It was not the first time that Don Imus uttered something racist, homophobic, sexist or anti-Semitic. But the shock jock's comments last week about the Rutgers University women's basketball team continues to eclipse any controversy created by all of his previous slurs, sparking soul-searching from past guests and supporters.
One day after CBS Radio and MSNBC announced that they would yank Imus off the air for two weeks, the Rutgers players held a nationally televised news conference to condemn the 66-year-old talk show host for referring to them as "nappy-headed hos."
At the same time, NBC weatherman Al Roker said the radio host should be fired, and media critics urged Imus' regular guests to reconsider appearing on his show again. Even President Bush, through a spokeswoman, weighed in on the matter.
"The president believed that the apology was the absolute right thing to do," spokeswoman Dana Perino said. "And beyond that, I think that his employer is going to have to make a decision about any action that they take based on it."
The basketball team and coach's comments were less measured.
"These young ladies before you are valedictorians, future doctors, musical prodigies," Rutgers basketball Coach C. Vivian Stringer said. She labeled his comments "racist and sexist remarks that are deplorable, despicable and unconscionable."
The team plans to meet with Imus.
"I am not a racist," Imus said on his show Tuesday. "What I did was make a stupid, idiotic mistake in a comedy context."
His two-week suspension begins Monday. A CBS Radio spokeswoman said Imus would probably donate his salary from that period to charity.
One of Imus' few defenders was Michael Harrison, editor and publisher of the talk radio magazine Talkers. The real issue, Harrison said, is a larger battle over the kind of coarse language popularized by hip-hop and rap culture.
" 'Bitch' and 'ho' are so prevalent in music, radio, television and the movies these days that it's reached the point where white people think it's OK to say these things," Harrison said. "It's like a game of musical chairs where they stopped playing the music and the spotlight happened to be on him."
Imus' critics were not swayed by his apology.
"The 'I'm a good person who said a bad thing' apology doesn't cut it," Roker wrote on the "Today" show blog.
It remains to be seen whether disgust over Imus' comments will translate into a boycott of his program by NBC correspondents and anchors, such as Tim Russert, Tom Brokaw and Brian Williams, who have frequented "Imus in the Morning," which is simulcast on MSNBC.
But the subject was a central topic at NBC, and Williams noted the potential conflict on his blog. "Making this especially difficult: the obvious fact that many of us have been on-air guests of his, a relationship both sides have benefited from over the years."
The anchor of "NBC Nightly News" did not say whether he would return to Imus' show.
Steve Rendall, a senior analyst at the liberal media watchdog group Fairness and Accuracy in Reporting, said Imus had benefited in the past from a "gentleman's agreement" with top media personalities who refused to criticize Imus for any number of offensive remarks.
"They will appear on his show as folksy and human in exchange for their silence," Rendall said.
Philip Nobile, the former media critic for New York magazine and a longtime chronicler of Imus' offensive statements, said that none of the radio host's media guests had criticized what Imus had previously said, nor had any declined an invitation to appear on his program.
Nobile singled out several of Imus' regular media guests -- Newsweek's Jonathan Alter and CBS' Jeff Greenfield and Bob Schieffer, among others.
"To me, these are moral sellouts," Nobile said.
Alter did not reply to an e-mail seeking comment.
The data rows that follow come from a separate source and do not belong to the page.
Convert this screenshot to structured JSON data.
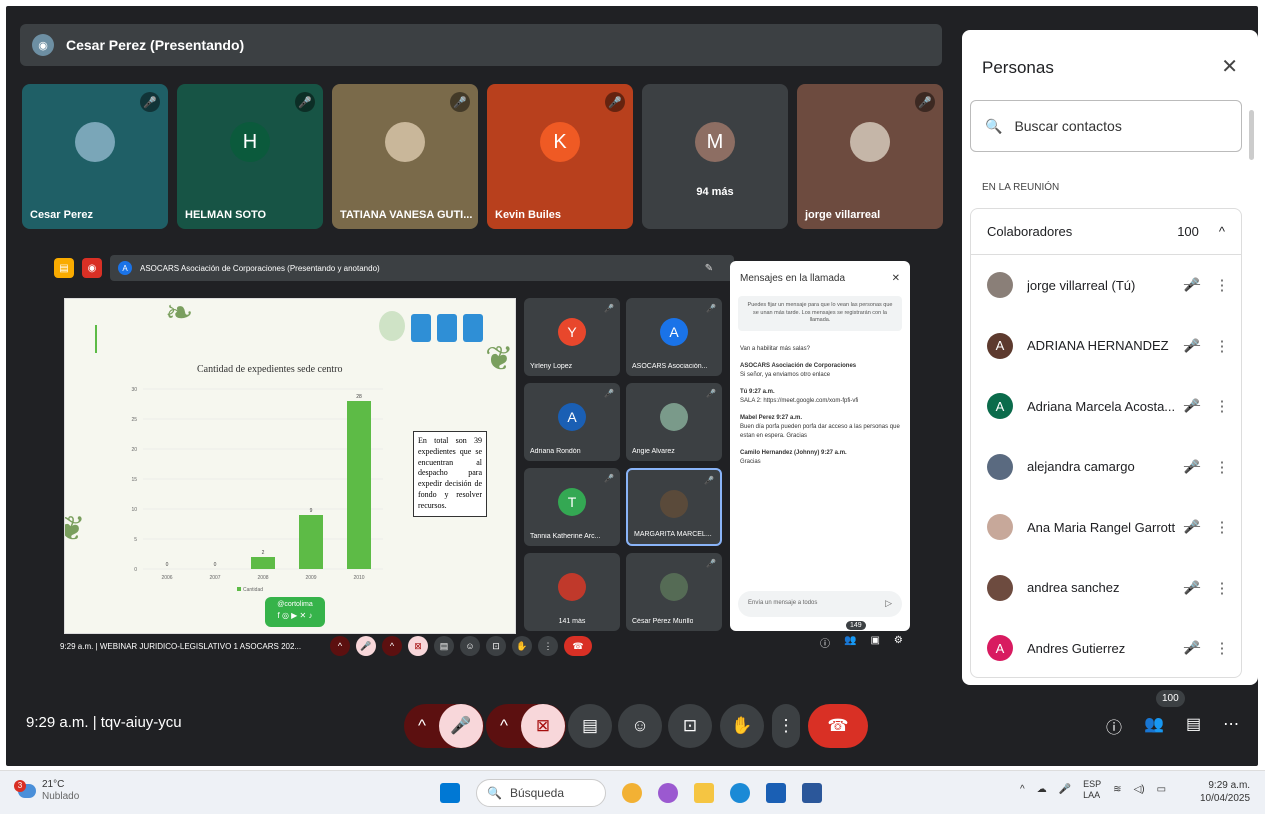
{
  "presenter_bar": {
    "title": "Cesar Perez (Presentando)"
  },
  "tiles": [
    {
      "name": "Cesar Perez",
      "initial": "",
      "bg": "#1f5f66",
      "av": "#7aa6b8"
    },
    {
      "name": "HELMAN SOTO",
      "initial": "H",
      "bg": "#175445",
      "av": "#0b5a3c"
    },
    {
      "name": "TATIANA VANESA GUTI...",
      "initial": "",
      "bg": "#7a6a4a",
      "av": "#c9b79a"
    },
    {
      "name": "Kevin Builes",
      "initial": "K",
      "bg": "#b8401d",
      "av": "#ef5a24"
    },
    {
      "name": "",
      "initial": "M",
      "bg": "#3c4043",
      "av": "#8d6e63",
      "more": "94 más"
    },
    {
      "name": "jorge villarreal",
      "initial": "",
      "bg": "#6d4b3f",
      "av": "#c5b6a8"
    }
  ],
  "presentation": {
    "bar_title": "ASOCARS Asociación de Corporaciones (Presentando y anotando)",
    "slide": {
      "chart_title": "Cantidad de expedientes sede centro",
      "textbox": "En total son 39 expedientes que se encuentran al despacho para expedir decisión de fondo y resolver recursos.",
      "handle": "@cortolima"
    },
    "mini_tiles": [
      {
        "name": "Yirleny Lopez",
        "initial": "Y",
        "color": "#e8472c"
      },
      {
        "name": "ASOCARS Asociación...",
        "initial": "A",
        "color": "#1a73e8"
      },
      {
        "name": "Adriana Rondón",
        "initial": "A",
        "color": "#1a5fb4"
      },
      {
        "name": "Angie Alvarez",
        "initial": "",
        "color": "#7a9a8a"
      },
      {
        "name": "Tannia Katherine Arc...",
        "initial": "T",
        "color": "#34a853"
      },
      {
        "name": "MARGARITA MARCEL...",
        "initial": "",
        "color": "#5a4a3a"
      },
      {
        "name": "141 más",
        "initial": "",
        "color": "#c0392b"
      },
      {
        "name": "César Pérez Murillo",
        "initial": "",
        "color": "#556b55"
      }
    ],
    "chat": {
      "title": "Mensajes en la llamada",
      "note": "Puedes fijar un mensaje para que lo vean las personas que se unan más tarde. Los mensajes se registrarán con la llamada.",
      "messages": [
        {
          "who": "",
          "text": "Van a habilitar más salas?"
        },
        {
          "who": "ASOCARS Asociación de Corporaciones",
          "text": "Si señor, ya enviamos otro enlace"
        },
        {
          "who": "Tú  9:27 a.m.",
          "text": "SALA 2: https://meet.google.com/xom-fpfi-vfi"
        },
        {
          "who": "Mabel Perez  9:27 a.m.",
          "text": "Buen día porfa pueden porfa dar acceso a las personas que estan en espera. Gracias"
        },
        {
          "who": "Camilo Hernandez (Johnny)  9:27 a.m.",
          "text": "Gracias"
        }
      ],
      "input_placeholder": "Envía un mensaje a todos"
    },
    "bottom_info": "9:29 a.m.  |  WEBINAR JURIDICO-LEGISLATIVO 1 ASOCARS 202...",
    "people_count": "149"
  },
  "chart_data": {
    "type": "bar",
    "categories": [
      "2006",
      "2007",
      "2008",
      "2009",
      "2010"
    ],
    "values": [
      0,
      0,
      2,
      9,
      28
    ],
    "title": "Cantidad de expedientes sede centro",
    "xlabel": "",
    "ylabel": "",
    "ylim": [
      0,
      30
    ],
    "yticks": [
      0,
      5,
      10,
      15,
      20,
      25,
      30
    ],
    "legend": "Cantidad",
    "color": "#5dbb46"
  },
  "bottom_bar": {
    "meeting_info": "9:29 a.m.  |  tqv-aiuy-ycu",
    "people_badge": "100"
  },
  "people_panel": {
    "title": "Personas",
    "search_placeholder": "Buscar contactos",
    "section_label": "EN LA REUNIÓN",
    "group_label": "Colaboradores",
    "group_count": "100",
    "people": [
      {
        "name": "jorge villarreal (Tú)",
        "initial": "",
        "color": "#8a7f78"
      },
      {
        "name": "ADRIANA HERNANDEZ",
        "initial": "A",
        "color": "#5d3a2e"
      },
      {
        "name": "Adriana Marcela Acosta...",
        "initial": "A",
        "color": "#0b6b4b"
      },
      {
        "name": "alejandra camargo",
        "initial": "",
        "color": "#5a6a80"
      },
      {
        "name": "Ana Maria Rangel Garrott",
        "initial": "",
        "color": "#c7a89a"
      },
      {
        "name": "andrea sanchez",
        "initial": "",
        "color": "#6d4b3f"
      },
      {
        "name": "Andres Gutierrez",
        "initial": "A",
        "color": "#d81b60"
      }
    ]
  },
  "taskbar": {
    "weather_temp": "21°C",
    "weather_desc": "Nublado",
    "weather_badge": "3",
    "search_label": "Búsqueda",
    "lang_line1": "ESP",
    "lang_line2": "LAA",
    "time": "9:29 a.m.",
    "date": "10/04/2025"
  }
}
Greenfield appeared on the Imus show Tuesday, saying the Rutgers remarks were "admittedly idiotic and hurtful."
Later, Greenfield said he wanted to give the radio personality a chance to redeem himself. "I went on the show to say to him what I think had to change," said the political analyst, who recently rejoined CBS News.
Greenfield said he and other journalists did not object when Imus made offensive comments in the past because they viewed it as part the show's culture of taking potshots at everyone. In retrospect, he said, he should have spoken up.
"That's something people like me should have challenged him on," he said.
Schieffer, the longtime anchor of "Face the Nation," called Imus' remarks indefensible. But Schieffer said he would probably go on Imus' show again, noting that they had been friends for 15 years.
Still, Schieffer said, "there's probably a good lesson for all of us in this. We all need to refocus and be sensitive to these things. Maybe sometimes he's gone too far and some of us really haven't been paying attention."
In the next couple of days it should become clear whether Imus will keep his job, radio industry observers say. Reuters reported Tuesday that some sponsors were backing away.
"Clients have asked us to pull their advertising because it's controversial and offensive," said Dennis McGuire, vice president and regional broadcast director for Carat USA, a leading media-buying agency.
Horn reported from Los Angeles and Gold from New York. Times staff writer Martin Miller contributed to this report.